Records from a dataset

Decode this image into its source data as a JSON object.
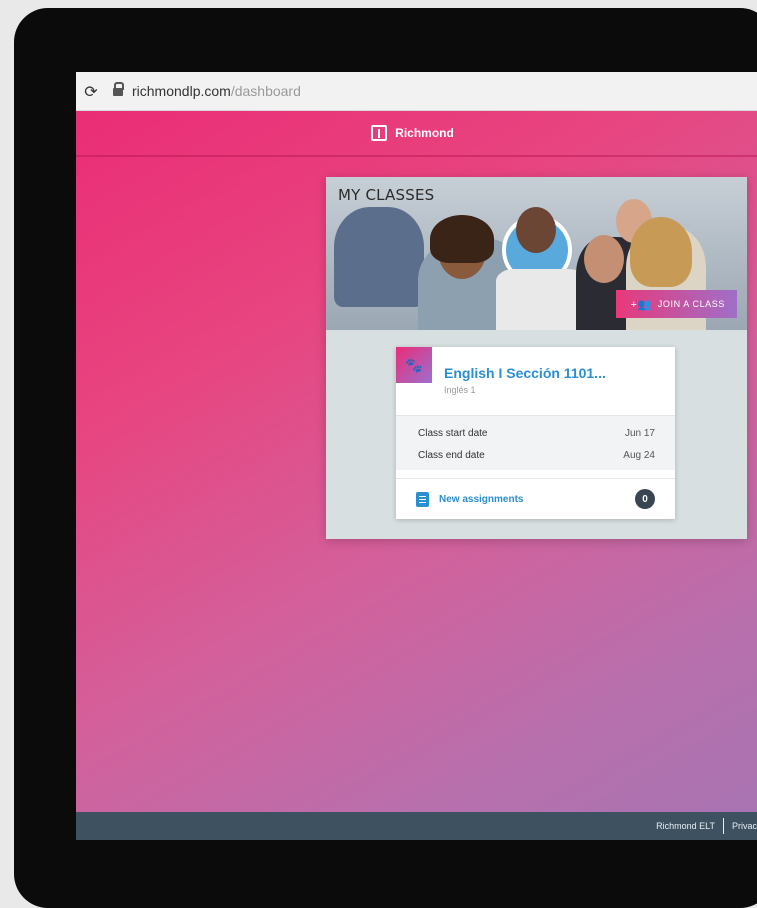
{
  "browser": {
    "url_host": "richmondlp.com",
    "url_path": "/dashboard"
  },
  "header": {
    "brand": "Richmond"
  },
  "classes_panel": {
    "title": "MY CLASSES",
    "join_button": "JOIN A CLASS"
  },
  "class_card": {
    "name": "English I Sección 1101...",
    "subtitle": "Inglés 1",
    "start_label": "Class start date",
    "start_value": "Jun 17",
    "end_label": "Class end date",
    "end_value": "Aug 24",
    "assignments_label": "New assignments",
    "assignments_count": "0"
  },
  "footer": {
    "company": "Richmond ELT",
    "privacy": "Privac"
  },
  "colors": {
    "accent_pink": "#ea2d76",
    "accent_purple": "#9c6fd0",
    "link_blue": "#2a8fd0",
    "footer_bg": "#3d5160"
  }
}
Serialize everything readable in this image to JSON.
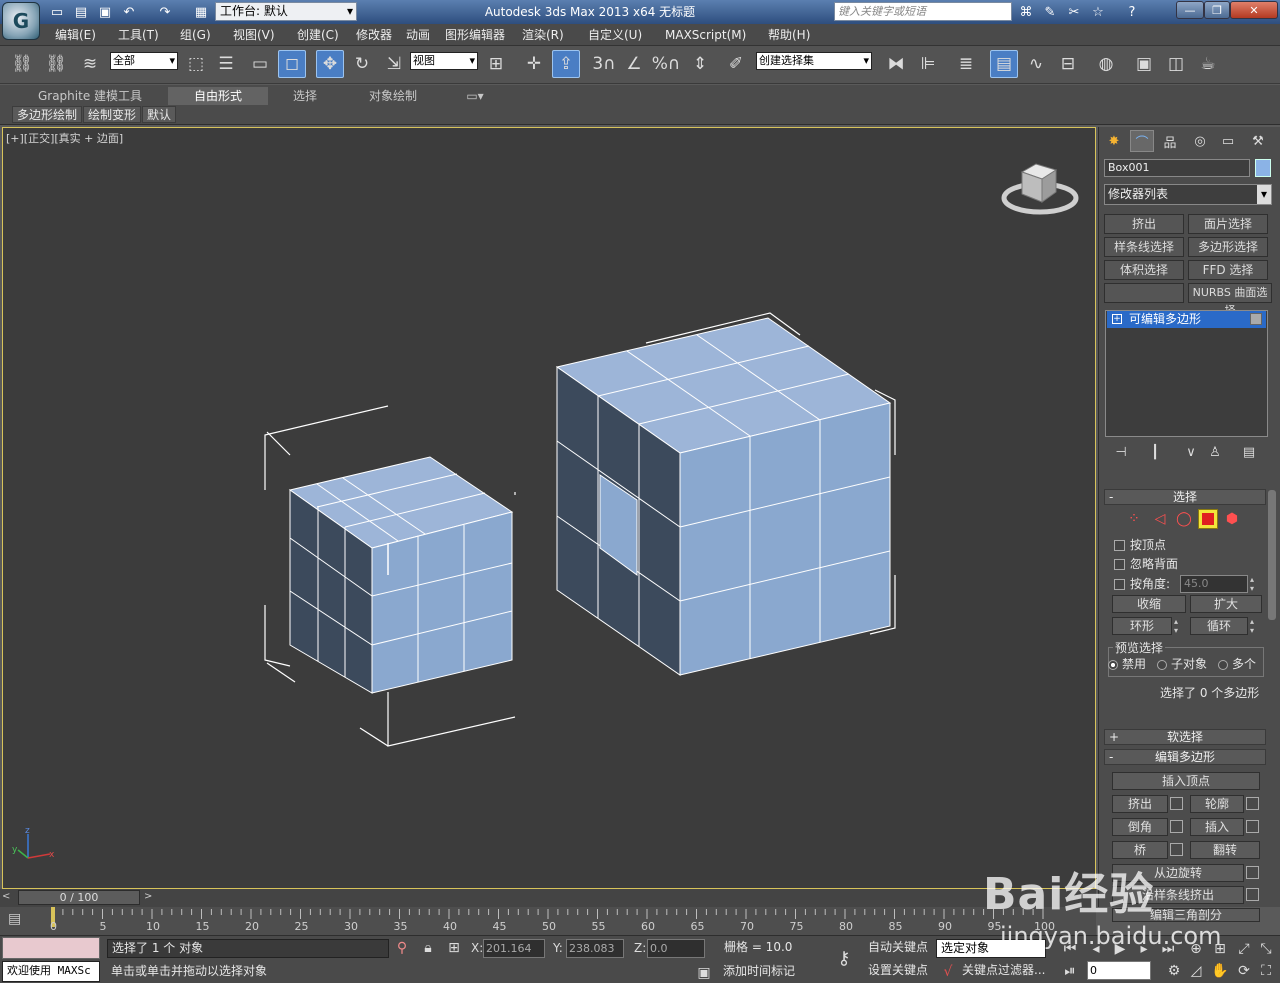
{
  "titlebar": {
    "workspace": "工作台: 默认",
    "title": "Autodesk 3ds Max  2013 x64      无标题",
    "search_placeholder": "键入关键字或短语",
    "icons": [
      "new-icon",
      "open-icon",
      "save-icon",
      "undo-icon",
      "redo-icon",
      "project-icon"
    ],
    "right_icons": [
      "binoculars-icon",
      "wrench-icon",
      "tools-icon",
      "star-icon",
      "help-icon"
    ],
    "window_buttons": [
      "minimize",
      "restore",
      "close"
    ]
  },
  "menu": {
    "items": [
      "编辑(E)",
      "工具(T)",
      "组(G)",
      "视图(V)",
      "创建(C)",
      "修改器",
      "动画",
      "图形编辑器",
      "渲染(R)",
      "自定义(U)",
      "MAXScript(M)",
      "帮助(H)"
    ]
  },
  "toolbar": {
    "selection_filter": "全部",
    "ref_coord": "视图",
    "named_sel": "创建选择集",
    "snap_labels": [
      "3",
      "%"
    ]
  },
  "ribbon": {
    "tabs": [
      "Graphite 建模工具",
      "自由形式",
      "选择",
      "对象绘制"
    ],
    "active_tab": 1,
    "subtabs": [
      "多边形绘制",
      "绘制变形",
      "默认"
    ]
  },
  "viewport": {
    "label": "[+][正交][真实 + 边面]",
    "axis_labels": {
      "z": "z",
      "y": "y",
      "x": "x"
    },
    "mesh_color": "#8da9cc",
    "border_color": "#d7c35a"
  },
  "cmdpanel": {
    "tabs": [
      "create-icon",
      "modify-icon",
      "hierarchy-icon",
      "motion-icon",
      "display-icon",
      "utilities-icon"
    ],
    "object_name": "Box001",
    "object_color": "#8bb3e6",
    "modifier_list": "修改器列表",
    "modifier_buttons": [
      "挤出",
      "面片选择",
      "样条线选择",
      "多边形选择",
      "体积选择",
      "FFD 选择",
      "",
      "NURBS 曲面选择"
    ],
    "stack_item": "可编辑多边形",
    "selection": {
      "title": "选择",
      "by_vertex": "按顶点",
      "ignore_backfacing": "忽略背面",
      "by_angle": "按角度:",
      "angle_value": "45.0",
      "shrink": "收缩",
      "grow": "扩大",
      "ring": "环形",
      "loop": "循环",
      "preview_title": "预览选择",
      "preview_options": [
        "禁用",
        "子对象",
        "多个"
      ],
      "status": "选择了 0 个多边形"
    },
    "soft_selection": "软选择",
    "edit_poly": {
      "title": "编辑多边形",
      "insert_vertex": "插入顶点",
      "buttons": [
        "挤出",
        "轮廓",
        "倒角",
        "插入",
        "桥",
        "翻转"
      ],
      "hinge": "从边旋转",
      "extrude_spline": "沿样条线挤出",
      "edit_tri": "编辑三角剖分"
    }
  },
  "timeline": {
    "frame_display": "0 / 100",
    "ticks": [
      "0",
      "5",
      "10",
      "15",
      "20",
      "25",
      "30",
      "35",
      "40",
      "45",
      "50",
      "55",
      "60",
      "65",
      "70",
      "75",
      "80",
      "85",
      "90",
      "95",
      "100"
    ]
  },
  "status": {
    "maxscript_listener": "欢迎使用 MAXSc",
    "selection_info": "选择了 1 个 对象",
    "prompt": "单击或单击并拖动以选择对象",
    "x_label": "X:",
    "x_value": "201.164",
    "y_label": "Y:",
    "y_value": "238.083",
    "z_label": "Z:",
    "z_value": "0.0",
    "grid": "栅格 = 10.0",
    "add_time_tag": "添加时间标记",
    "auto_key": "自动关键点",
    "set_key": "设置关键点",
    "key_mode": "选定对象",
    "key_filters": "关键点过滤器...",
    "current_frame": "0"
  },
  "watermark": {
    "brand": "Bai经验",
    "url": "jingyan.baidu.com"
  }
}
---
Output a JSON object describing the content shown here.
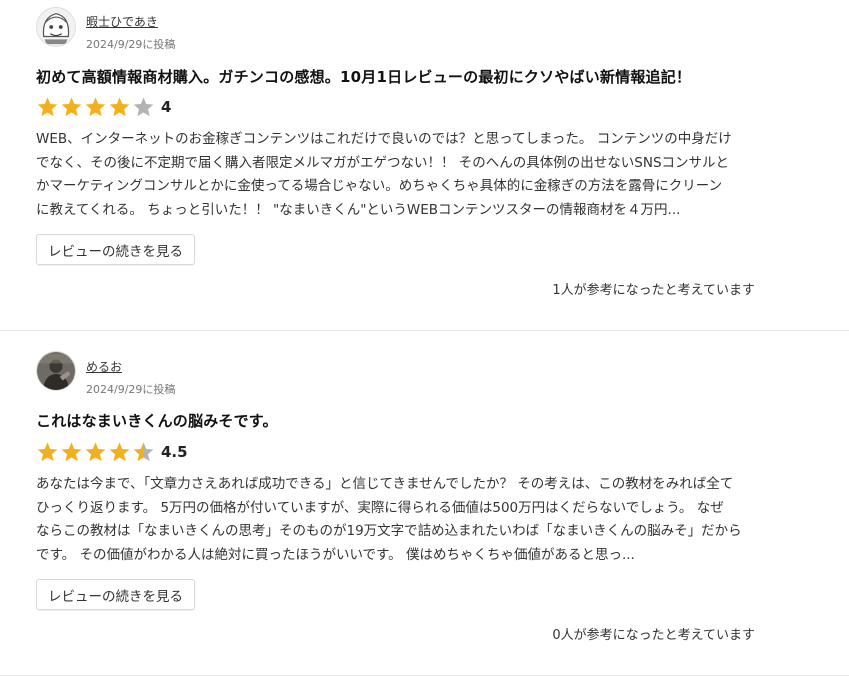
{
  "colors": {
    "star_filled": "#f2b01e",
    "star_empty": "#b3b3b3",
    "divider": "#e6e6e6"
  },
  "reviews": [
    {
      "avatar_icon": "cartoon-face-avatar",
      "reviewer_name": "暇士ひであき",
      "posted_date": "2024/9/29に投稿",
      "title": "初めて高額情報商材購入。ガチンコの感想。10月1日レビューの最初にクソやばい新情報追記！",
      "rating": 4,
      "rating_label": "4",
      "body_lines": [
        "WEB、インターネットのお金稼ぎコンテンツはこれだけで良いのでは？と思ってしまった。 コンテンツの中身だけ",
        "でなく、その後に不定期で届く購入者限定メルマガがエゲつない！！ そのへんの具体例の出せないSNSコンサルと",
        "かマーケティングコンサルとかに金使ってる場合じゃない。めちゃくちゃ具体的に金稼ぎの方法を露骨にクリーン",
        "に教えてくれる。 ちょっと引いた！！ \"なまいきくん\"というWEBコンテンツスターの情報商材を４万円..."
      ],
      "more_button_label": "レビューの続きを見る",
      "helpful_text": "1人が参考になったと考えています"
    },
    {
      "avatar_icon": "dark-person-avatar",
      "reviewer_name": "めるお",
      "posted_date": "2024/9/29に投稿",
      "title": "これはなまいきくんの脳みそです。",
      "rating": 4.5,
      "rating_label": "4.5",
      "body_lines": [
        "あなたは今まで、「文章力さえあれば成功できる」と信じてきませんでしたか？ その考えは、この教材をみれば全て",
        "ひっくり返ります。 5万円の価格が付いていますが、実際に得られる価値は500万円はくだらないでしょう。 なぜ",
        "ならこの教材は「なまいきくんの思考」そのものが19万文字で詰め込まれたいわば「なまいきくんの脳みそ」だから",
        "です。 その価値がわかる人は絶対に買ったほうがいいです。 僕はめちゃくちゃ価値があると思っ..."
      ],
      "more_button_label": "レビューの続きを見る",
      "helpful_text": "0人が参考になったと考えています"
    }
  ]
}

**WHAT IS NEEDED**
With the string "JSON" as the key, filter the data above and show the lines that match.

**SOLUTION FOR THIS EXERCISE**
Decode this image into its source data as a JSON object.
Serialize everything readable in this image to JSON.
Output a JSON object describing the content shown here.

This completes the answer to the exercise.